(Element data from apps and pages)
::::::::::

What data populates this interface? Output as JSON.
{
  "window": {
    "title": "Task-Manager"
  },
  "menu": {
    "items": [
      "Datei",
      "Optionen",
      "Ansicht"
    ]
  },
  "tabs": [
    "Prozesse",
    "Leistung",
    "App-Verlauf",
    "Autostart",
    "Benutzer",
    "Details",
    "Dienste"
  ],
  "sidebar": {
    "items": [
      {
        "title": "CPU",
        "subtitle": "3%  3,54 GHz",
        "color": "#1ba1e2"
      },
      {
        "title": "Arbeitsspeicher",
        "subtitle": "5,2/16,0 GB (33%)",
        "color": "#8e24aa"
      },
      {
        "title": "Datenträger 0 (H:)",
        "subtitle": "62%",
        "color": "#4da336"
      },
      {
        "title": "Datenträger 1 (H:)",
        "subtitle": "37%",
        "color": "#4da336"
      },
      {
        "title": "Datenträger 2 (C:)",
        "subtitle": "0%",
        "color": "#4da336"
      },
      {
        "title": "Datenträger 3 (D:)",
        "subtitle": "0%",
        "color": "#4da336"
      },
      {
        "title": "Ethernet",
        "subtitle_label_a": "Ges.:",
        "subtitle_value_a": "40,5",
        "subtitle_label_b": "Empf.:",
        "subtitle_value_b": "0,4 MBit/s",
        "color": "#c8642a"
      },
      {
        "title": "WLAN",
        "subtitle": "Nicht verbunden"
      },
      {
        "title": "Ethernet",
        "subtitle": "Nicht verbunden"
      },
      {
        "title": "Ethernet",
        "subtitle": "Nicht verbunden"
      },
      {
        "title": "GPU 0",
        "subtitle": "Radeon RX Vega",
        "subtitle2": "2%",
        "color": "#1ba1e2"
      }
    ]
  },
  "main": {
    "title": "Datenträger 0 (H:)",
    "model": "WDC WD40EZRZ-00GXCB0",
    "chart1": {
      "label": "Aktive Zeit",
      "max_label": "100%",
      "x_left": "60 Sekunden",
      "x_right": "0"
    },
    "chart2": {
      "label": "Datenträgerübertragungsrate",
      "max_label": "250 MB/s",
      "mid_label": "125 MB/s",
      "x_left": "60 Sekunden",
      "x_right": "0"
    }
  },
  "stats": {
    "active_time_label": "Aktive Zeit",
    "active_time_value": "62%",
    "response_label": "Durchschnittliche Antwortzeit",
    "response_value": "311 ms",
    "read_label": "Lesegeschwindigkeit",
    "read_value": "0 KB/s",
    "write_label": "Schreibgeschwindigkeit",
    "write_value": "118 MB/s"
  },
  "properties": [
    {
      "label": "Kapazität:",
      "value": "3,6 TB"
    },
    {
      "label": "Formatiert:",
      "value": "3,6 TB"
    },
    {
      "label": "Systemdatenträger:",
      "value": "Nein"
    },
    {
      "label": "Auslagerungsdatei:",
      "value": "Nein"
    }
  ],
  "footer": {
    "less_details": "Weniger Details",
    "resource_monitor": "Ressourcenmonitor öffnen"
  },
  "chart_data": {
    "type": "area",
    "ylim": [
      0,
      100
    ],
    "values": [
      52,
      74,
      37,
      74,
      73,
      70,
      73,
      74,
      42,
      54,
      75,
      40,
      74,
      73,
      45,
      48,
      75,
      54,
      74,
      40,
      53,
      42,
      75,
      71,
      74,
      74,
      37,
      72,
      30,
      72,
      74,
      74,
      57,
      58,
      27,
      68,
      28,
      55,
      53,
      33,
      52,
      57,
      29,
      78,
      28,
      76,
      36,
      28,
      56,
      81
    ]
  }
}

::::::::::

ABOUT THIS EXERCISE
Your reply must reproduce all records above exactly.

SOLUTION FOR THIS PROBLEM
What data populates this interface? Output as JSON.
{
  "window": {
    "title": "Task-Manager"
  },
  "menu": {
    "items": [
      "Datei",
      "Optionen",
      "Ansicht"
    ]
  },
  "tabs": [
    "Prozesse",
    "Leistung",
    "App-Verlauf",
    "Autostart",
    "Benutzer",
    "Details",
    "Dienste"
  ],
  "sidebar": {
    "items": [
      {
        "title": "CPU",
        "subtitle": "3%  3,54 GHz",
        "color": "#1ba1e2"
      },
      {
        "title": "Arbeitsspeicher",
        "subtitle": "5,2/16,0 GB (33%)",
        "color": "#8e24aa"
      },
      {
        "title": "Datenträger 0 (H:)",
        "subtitle": "62%",
        "color": "#4da336"
      },
      {
        "title": "Datenträger 1 (H:)",
        "subtitle": "37%",
        "color": "#4da336"
      },
      {
        "title": "Datenträger 2 (C:)",
        "subtitle": "0%",
        "color": "#4da336"
      },
      {
        "title": "Datenträger 3 (D:)",
        "subtitle": "0%",
        "color": "#4da336"
      },
      {
        "title": "Ethernet",
        "subtitle_label_a": "Ges.:",
        "subtitle_value_a": "40,5",
        "subtitle_label_b": "Empf.:",
        "subtitle_value_b": "0,4 MBit/s",
        "color": "#c8642a"
      },
      {
        "title": "WLAN",
        "subtitle": "Nicht verbunden"
      },
      {
        "title": "Ethernet",
        "subtitle": "Nicht verbunden"
      },
      {
        "title": "Ethernet",
        "subtitle": "Nicht verbunden"
      },
      {
        "title": "GPU 0",
        "subtitle": "Radeon RX Vega",
        "subtitle2": "2%",
        "color": "#1ba1e2"
      }
    ]
  },
  "main": {
    "title": "Datenträger 0 (H:)",
    "model": "WDC WD40EZRZ-00GXCB0",
    "chart1": {
      "label": "Aktive Zeit",
      "max_label": "100%",
      "x_left": "60 Sekunden",
      "x_right": "0"
    },
    "chart2": {
      "label": "Datenträgerübertragungsrate",
      "max_label": "250 MB/s",
      "mid_label": "125 MB/s",
      "x_left": "60 Sekunden",
      "x_right": "0"
    }
  },
  "stats": {
    "active_time_label": "Aktive Zeit",
    "active_time_value": "62%",
    "response_label": "Durchschnittliche Antwortzeit",
    "response_value": "311 ms",
    "read_label": "Lesegeschwindigkeit",
    "read_value": "0 KB/s",
    "write_label": "Schreibgeschwindigkeit",
    "write_value": "118 MB/s"
  },
  "properties": [
    {
      "label": "Kapazität:",
      "value": "3,6 TB"
    },
    {
      "label": "Formatiert:",
      "value": "3,6 TB"
    },
    {
      "label": "Systemdatenträger:",
      "value": "Nein"
    },
    {
      "label": "Auslagerungsdatei:",
      "value": "Nein"
    }
  ],
  "footer": {
    "less_details": "Weniger Details",
    "resource_monitor": "Ressourcenmonitor öffnen"
  },
  "chart_data": {
    "type": "area",
    "ylim": [
      0,
      100
    ],
    "values": [
      52,
      74,
      37,
      74,
      73,
      70,
      73,
      74,
      42,
      54,
      75,
      40,
      74,
      73,
      45,
      48,
      75,
      54,
      74,
      40,
      53,
      42,
      75,
      71,
      74,
      74,
      37,
      72,
      30,
      72,
      74,
      74,
      57,
      58,
      27,
      68,
      28,
      55,
      53,
      33,
      52,
      57,
      29,
      78,
      28,
      76,
      36,
      28,
      56,
      81
    ]
  }
}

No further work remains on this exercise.